Al Z. said...

Thanks for the post - a good reminder of the hidden cost of "growth" and sprawl.

http://www.blog.ecocny.com/archives/2006/01/28/309/

RomeHater said...

At least New Hartford pays taxes to the county. The Turning Stone has drained all the water from Verona and now want to buy it from Rome.

Strikeslip said...

If the casino wants to purchase water from Rome, that will be good for Rome if the deal is structured correctly. It is my understanding that Rome has more than enough raw water to sell, but the size of the treatment plant may be limiting. If the casino pays (1) the entire cost of bringing the pipes to itself, (2) pays an "entry fee" equivalent to what would be its pro rata share of the existing treatment plant, (3) pays for any need to expand the treatment plant that it would cause, (4) pays the additional cost needed to transport the water over a greater distance, and (5) pays the city of Rome a small profit to cover the risk Rome would be taking in serving more people, ROME COULD MAKE OUT QUITE WELL.

RomeHater said...

I can assure you from past experience that at least 4 of those things will not be done.

Roman Hokie said...
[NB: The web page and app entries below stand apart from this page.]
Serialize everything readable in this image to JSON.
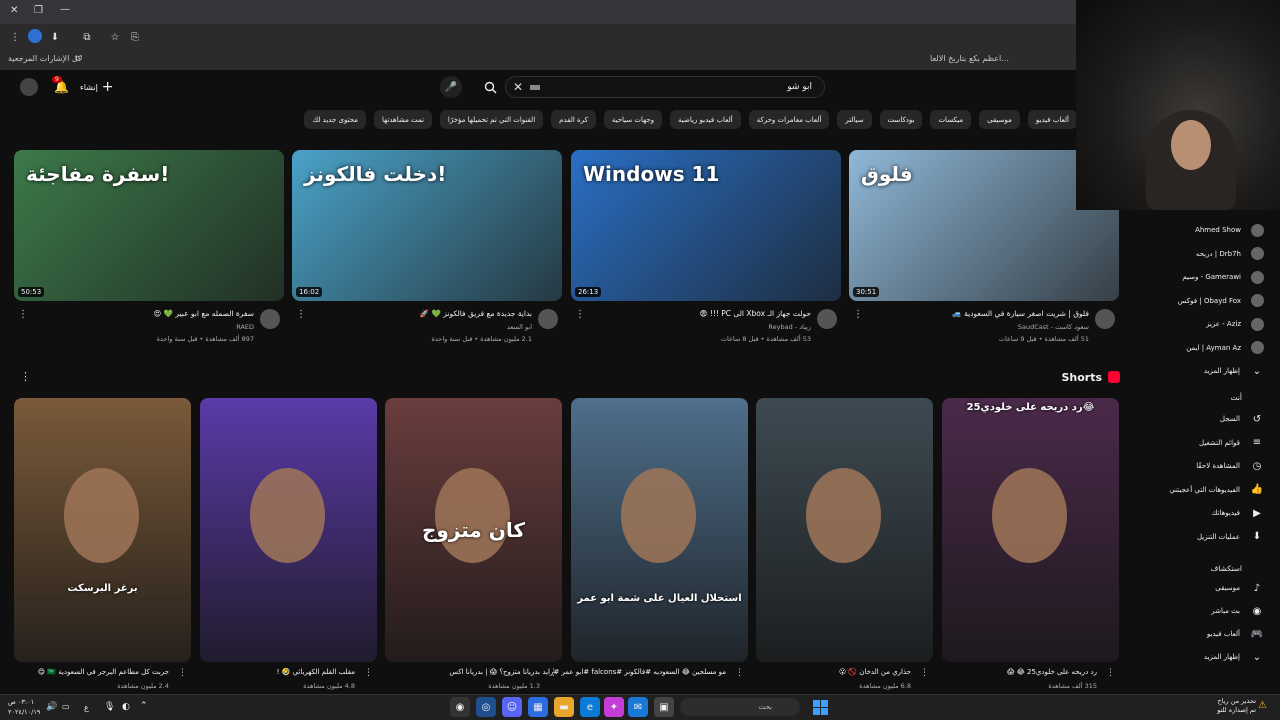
{
  "browser": {
    "bookmarks_label": "كل الإشارات المرجعية",
    "bookmark_right": "اعظم بكع بتاريخ الالعا..."
  },
  "header": {
    "create_label": "إنشاء",
    "notifications_count": "9",
    "search_value": "ابو شو"
  },
  "chips": [
    {
      "label": "",
      "active": true
    },
    {
      "label": "ألعاب فيديو"
    },
    {
      "label": "موسيقى"
    },
    {
      "label": "ميكسات"
    },
    {
      "label": "بودكاست"
    },
    {
      "label": "سيالتر"
    },
    {
      "label": "ألعاب مغامرات وحركة"
    },
    {
      "label": "ألعاب فيديو رياضية"
    },
    {
      "label": "وجهات سياحية"
    },
    {
      "label": "كرة القدم"
    },
    {
      "label": "القنوات التي تم تحميلها مؤخرًا"
    },
    {
      "label": "تمت مشاهدتها"
    },
    {
      "label": "محتوى جديد لك"
    }
  ],
  "videos": [
    {
      "thumb_text": "سفرة مفاجئة!",
      "duration": "50:53",
      "title": "سفرة الصمله مع ابو عبير 💚 😍",
      "channel": "RAED",
      "stats": "897 ألف مشاهدة • قبل سنة واحدة",
      "bg": "#3c7a4a"
    },
    {
      "thumb_text": "دخلت فالكونز!",
      "duration": "16:02",
      "title": "بداية جديدة مع فريق فالكونز 💚 🚀",
      "channel": "ابو السعد",
      "stats": "2.1 مليون مشاهدة • قبل سنة واحدة",
      "bg": "#4aa2c8"
    },
    {
      "thumb_text": "Windows 11",
      "duration": "26:13",
      "title": "حولت جهاز الـ Xbox الى PC !!! 😨",
      "channel": "ريباد - Reybad",
      "stats": "53 ألف مشاهدة • قبل 8 ساعات",
      "bg": "#2a6fc4"
    },
    {
      "thumb_text": "فلوق",
      "duration": "30:51",
      "title": "فلوق | شريت اصغر سيارة في السعودية 🚙",
      "channel": "سعود كاست - SaudCast",
      "stats": "51 ألف مشاهدة • قبل 9 ساعات",
      "bg": "#8fb8d8"
    }
  ],
  "shorts": {
    "heading": "Shorts",
    "items": [
      {
        "caption": "برغر البرسكت",
        "title": "جربت كل مطاعم البرجر في السعودية 🇸🇦 😋",
        "views": "2.4 مليون مشاهدة",
        "bg": "#7a5a3a"
      },
      {
        "caption": "",
        "title": "مقلب القلم الكهربائي 🤣 !",
        "views": "4.8 مليون مشاهدة",
        "bg": "#5b3aa8"
      },
      {
        "caption": "كان متزوج",
        "title": "بدريانا متزوج؟ 😱 | بدريانا اكس",
        "views": "1.3 مليون مشاهدة",
        "bg": "#6a3d3d"
      },
      {
        "caption": "استحلال العيال على شمة ابو عمر",
        "title": "مو مسلجين 😂 السعوديه #فالكونز #falcons #ابو عمر #رايد",
        "views": "",
        "bg": "#4f6f8c"
      },
      {
        "caption": "",
        "title": "حذاري من الدخان 🚫 😮",
        "views": "6.8 مليون مشاهدة",
        "bg": "#3d4a52"
      },
      {
        "caption": "رد دريحه على خلودي25😂",
        "title": "رد دريحه على خلودي25 😂 😱",
        "views": "315 ألف مشاهدة",
        "bg": "#4a2a4a"
      }
    ]
  },
  "sidebar": {
    "subscriptions": [
      {
        "name": "Ahmed Show"
      },
      {
        "name": "دريحه | Drb7h"
      },
      {
        "name": "وسيم - Gamerawi"
      },
      {
        "name": "فوكس | Obayd Fox"
      },
      {
        "name": "عزيز - Aziz"
      },
      {
        "name": "ايمن | Ayman Az"
      }
    ],
    "show_more": "إظهار المزيد",
    "you_label": "أنت",
    "you_items": [
      {
        "label": "السجل",
        "icon": "↺"
      },
      {
        "label": "قوائم التشغيل",
        "icon": "≡"
      },
      {
        "label": "المشاهدة لاحقًا",
        "icon": "◷"
      },
      {
        "label": "الفيديوهات التي أعجبتني",
        "icon": "👍"
      },
      {
        "label": "فيديوهاتك",
        "icon": "▶"
      },
      {
        "label": "عمليات التنزيل",
        "icon": "⬇"
      }
    ],
    "explore_label": "استكشاف",
    "explore_items": [
      {
        "label": "موسيقى",
        "icon": "♪"
      },
      {
        "label": "بث مباشر",
        "icon": "◉"
      },
      {
        "label": "ألعاب فيديو",
        "icon": "🎮"
      },
      {
        "label": "إظهار المزيد",
        "icon": "⌄"
      }
    ]
  },
  "taskbar": {
    "search_placeholder": "بحث",
    "time": "٠٣:٠١ ص",
    "date": "٢٠٢٤/١٠/١٩",
    "lang": "ع",
    "notice_line1": "تحذير من رياح",
    "notice_line2": "تم إصداره للتو"
  }
}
How about Rome, and the rest of Oneida County, just let the Casino fend for itself in retribution for the friendly neighbor policy they seem to have with Oneida and Madison county communitites?